There’s a whole lot going on behind breastmilk production – here’s a little more about it
After a straightforward natural birth, most babies are ready to feed within the first hour. If you can have skin-to-skin contact with your baby during this time this should stimulate your baby to search for the breast to feed. As the baby feeds at the breast, the stimulation sends signals from the breast to the mother’s brain. In turn, the mum’s brain releases a hormone that tells the breast tissue to make more milk. This hormone is called oxytocin.
Despite the science behind it, each mum’s experience of breastfeeding is different and it doesn’t come easily for everyone. If you’re struggling its important to ask for help. There are lots of people who can offer support, and they’ve seen and heard it all before so don’t be embarrassed. The most important thing is to make sure your baby is getting enough milk, so contact your health visitor or midwife as soon as possible if you think there’s a problem. There’s more on that below.
The let-down reflex
Back to the science! Once breastfeeding is established, even thinking about your baby will trigger oxytocin to be produced and this can stimulate your let-down reflex. This reflex causes all the muscles in your breast to squeeze and push milk down towards the baby.
The let-down reflex feels different to different mums; some mums feel tingling or cramping and other mums don’t feel anything at all but the milk just comes down.
How is breast milk made?
As with all mammals, our breast tissue contains glands that secrete milk. Human breast milk contains more than 100 ingredients including important fats (for brain development), proteins and sugars. The milk also contains hormones, growth factors to promote optimal growth and antibodies to protect the baby’s immune system. The milk collects into ducts and when the baby starts to feed the milk is pushed down towards the nipple where the milk can be transferred to your baby’s mouth.

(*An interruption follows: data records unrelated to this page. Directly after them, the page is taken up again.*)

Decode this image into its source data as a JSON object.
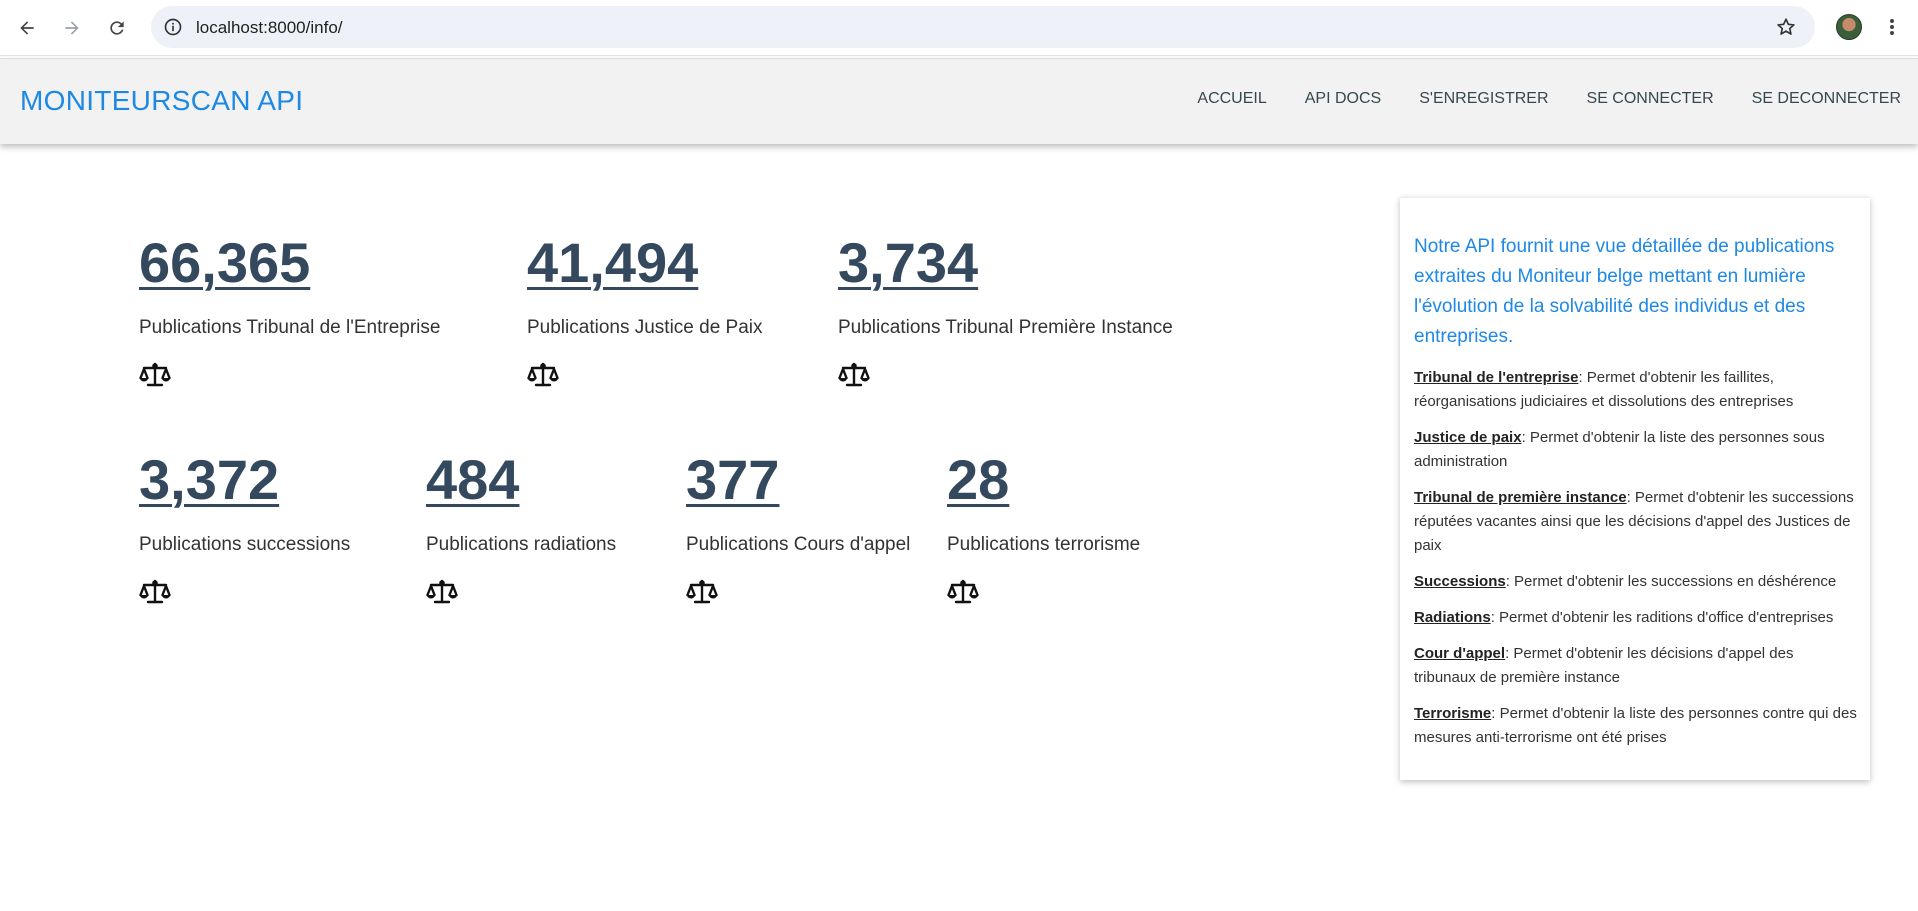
{
  "browser": {
    "url": "localhost:8000/info/"
  },
  "navbar": {
    "brand": "MONITEURSCAN API",
    "links": [
      "ACCUEIL",
      "API DOCS",
      "S'ENREGISTRER",
      "SE CONNECTER",
      "SE DECONNECTER"
    ]
  },
  "stats": [
    {
      "value": "66,365",
      "label": "Publications Tribunal de l'Entreprise",
      "icon": "scale-icon"
    },
    {
      "value": "41,494",
      "label": "Publications Justice de Paix",
      "icon": "scale-icon"
    },
    {
      "value": "3,734",
      "label": "Publications Tribunal Première Instance",
      "icon": "scale-icon"
    },
    {
      "value": "3,372",
      "label": "Publications successions",
      "icon": "scale-icon"
    },
    {
      "value": "484",
      "label": "Publications radiations",
      "icon": "scale-icon"
    },
    {
      "value": "377",
      "label": "Publications Cours d'appel",
      "icon": "scale-icon"
    },
    {
      "value": "28",
      "label": "Publications terrorisme",
      "icon": "scale-icon"
    }
  ],
  "info": {
    "intro": "Notre API fournit une vue détaillée de publications extraites du Moniteur belge mettant en lumière l'évolution de la solvabilité des individus et des entreprises.",
    "items": [
      {
        "term": "Tribunal de l'entreprise",
        "text": ": Permet d'obtenir les faillites, réorganisations judiciaires et dissolutions des entreprises"
      },
      {
        "term": "Justice de paix",
        "text": ": Permet d'obtenir la liste des personnes sous administration"
      },
      {
        "term": "Tribunal de première instance",
        "text": ": Permet d'obtenir les successions réputées vacantes ainsi que les décisions d'appel des Justices de paix"
      },
      {
        "term": "Successions",
        "text": ": Permet d'obtenir les successions en déshérence"
      },
      {
        "term": "Radiations",
        "text": ": Permet d'obtenir les raditions d'office d'entreprises"
      },
      {
        "term": "Cour d'appel",
        "text": ": Permet d'obtenir les décisions d'appel des tribunaux de première instance"
      },
      {
        "term": "Terrorisme",
        "text": ": Permet d'obtenir la liste des personnes contre qui des mesures anti-terrorisme ont été prises"
      }
    ]
  },
  "colors": {
    "brand": "#1e88e5",
    "stat_value": "#34495e"
  }
}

Your breasts can even make milk as your baby is feeding! During the first feed you will produce a very rich milk called colostrum, which though small in amount, contains everything a newborn baby needs. After about two days mature milk comes in, which is thinner and produced in greater volume.
Supply and demand

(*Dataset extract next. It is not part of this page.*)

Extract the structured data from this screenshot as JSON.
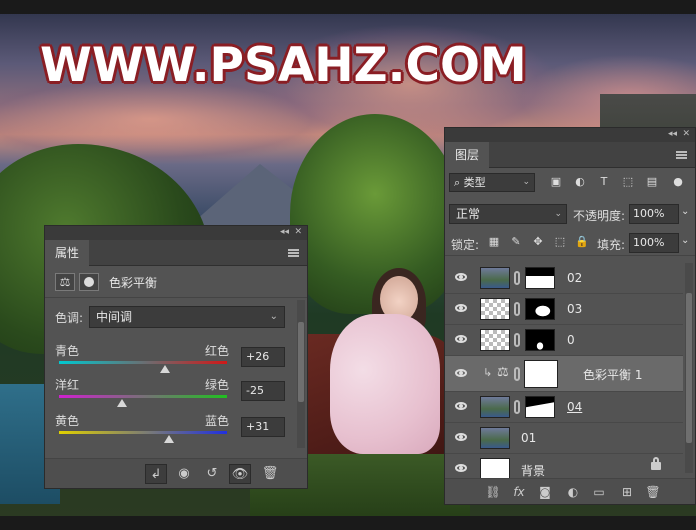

Breastfeeding works on supply and demand. Your body calibrates how long your baby feeds for and then produces the appropriate amount of milk for the next feed. This feedback system has evolved to make sure that mothers do not produce too much or too little milk. As your newborn baby grows, your milk supply should increase to match your baby’s nutritional needs. If you are worried that you are not producing enough milk for your baby speak to your health visitor or a breastfeeding counsellor at your drop-in clinic.
Fuel for breastfeeding
When you’re breastfeeding it’s important to make sure you’re eating a balanced diet with plenty of fruit and vegetables, protein from lean meat, dairy and slow-release carbohydrates. To keep your energy levels up, especially during those night feeds, it’s a good idea to have some healthy snacks to hand to keep you going. Many mums also report feeling incredibly thirsty when they begin to breastfeed so always have a cold glass of water to hand and keep your fluids up during the day, especially during hot weather.
Breastfeeding twins and multiples
Lots of mums breastfeed their twins or multiples, and it is possible to breastfeed more than one at once. Because of the supply and demand system it is possible to make enough milk for multiple babies. You may even find yourself breastfeeding siblings if they are quite close in age. If you discover you are having twins or multiples it may be worth joining a local support group so you can meet other parents in the same boat. The Twins and Multiple Birth Association (Tamba), is a good place to look for a local group. If you can’t find one that suits you, online forums or social media support groups can be a way of sharing concerns and receiving advice.
If you are finding breastfeeding difficult or experiencing pain during feeds, you’re not alone – many women struggle to breastfeed at first so do keep trying if you can. It’s recommended that you breastfeed exclusively for the first six months and then up until two years or beyond as part of a balanced diet, so it’s important to ask for help if you are struggling. Your health visitor or midwife is your best first port of call as they will be able to advise you on different positions to try and make sure your baby is latching on correctly – if you’re between visits you can find their phone number in your red book so you can talk to someone straight away.
If you need further help there are also lots of support groups who can offer advice and counselling. The National Breastfeeding Helpline (0300 100 0212) is open from 9.30am to 9.30pm every day or you can contact your local Children’s Centre to find a local breastfeeding group. The NHS website also has a useful service where you can search for a breastfeeding drop-in near you.
It may also be worth checking that you baby does not have tongue-tie, when the thin piece of tissue that connects the underside of the tongue to the base of the mouth is abnormally short. Some tongue-tied babies are able to breastfeed normally but if they can’t, tongue-tie can be fixed with a relatively simple procedure. If you have concerns about this or anything else be sure to speak to your health professional as soon as possible to confirm that your baby is getting enough milk and ensure that you are both healthy and happy.